Assignment
Please restate the records that follow exactly, skipping their images.

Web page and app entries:
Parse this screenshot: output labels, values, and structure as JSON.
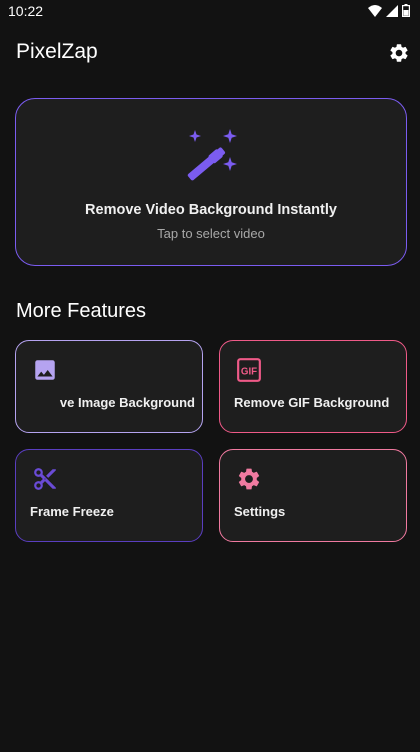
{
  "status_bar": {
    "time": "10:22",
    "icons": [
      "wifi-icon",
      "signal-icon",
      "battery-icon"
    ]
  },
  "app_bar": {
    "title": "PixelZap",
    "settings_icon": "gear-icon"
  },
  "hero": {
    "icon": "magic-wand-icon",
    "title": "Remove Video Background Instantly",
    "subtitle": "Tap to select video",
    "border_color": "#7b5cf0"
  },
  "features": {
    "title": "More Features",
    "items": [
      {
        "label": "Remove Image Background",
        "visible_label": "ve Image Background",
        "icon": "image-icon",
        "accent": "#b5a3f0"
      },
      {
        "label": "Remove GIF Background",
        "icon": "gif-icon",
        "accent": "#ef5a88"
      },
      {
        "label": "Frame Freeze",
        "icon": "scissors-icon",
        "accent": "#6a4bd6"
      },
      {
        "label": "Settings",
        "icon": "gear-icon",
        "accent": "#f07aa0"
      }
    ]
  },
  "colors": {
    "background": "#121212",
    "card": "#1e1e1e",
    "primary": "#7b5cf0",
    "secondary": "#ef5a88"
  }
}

Output below
Parse this screenshot: output labels, values, and structure as JSON.
{
  "status_bar": {
    "time": "10:22",
    "icons": [
      "wifi-icon",
      "signal-icon",
      "battery-icon"
    ]
  },
  "app_bar": {
    "title": "PixelZap",
    "settings_icon": "gear-icon"
  },
  "hero": {
    "icon": "magic-wand-icon",
    "title": "Remove Video Background Instantly",
    "subtitle": "Tap to select video",
    "border_color": "#7b5cf0"
  },
  "features": {
    "title": "More Features",
    "items": [
      {
        "label": "Remove Image Background",
        "visible_label": "ve Image Background",
        "icon": "image-icon",
        "accent": "#b5a3f0"
      },
      {
        "label": "Remove GIF Background",
        "icon": "gif-icon",
        "accent": "#ef5a88"
      },
      {
        "label": "Frame Freeze",
        "icon": "scissors-icon",
        "accent": "#6a4bd6"
      },
      {
        "label": "Settings",
        "icon": "gear-icon",
        "accent": "#f07aa0"
      }
    ]
  },
  "colors": {
    "background": "#121212",
    "card": "#1e1e1e",
    "primary": "#7b5cf0",
    "secondary": "#ef5a88"
  }
}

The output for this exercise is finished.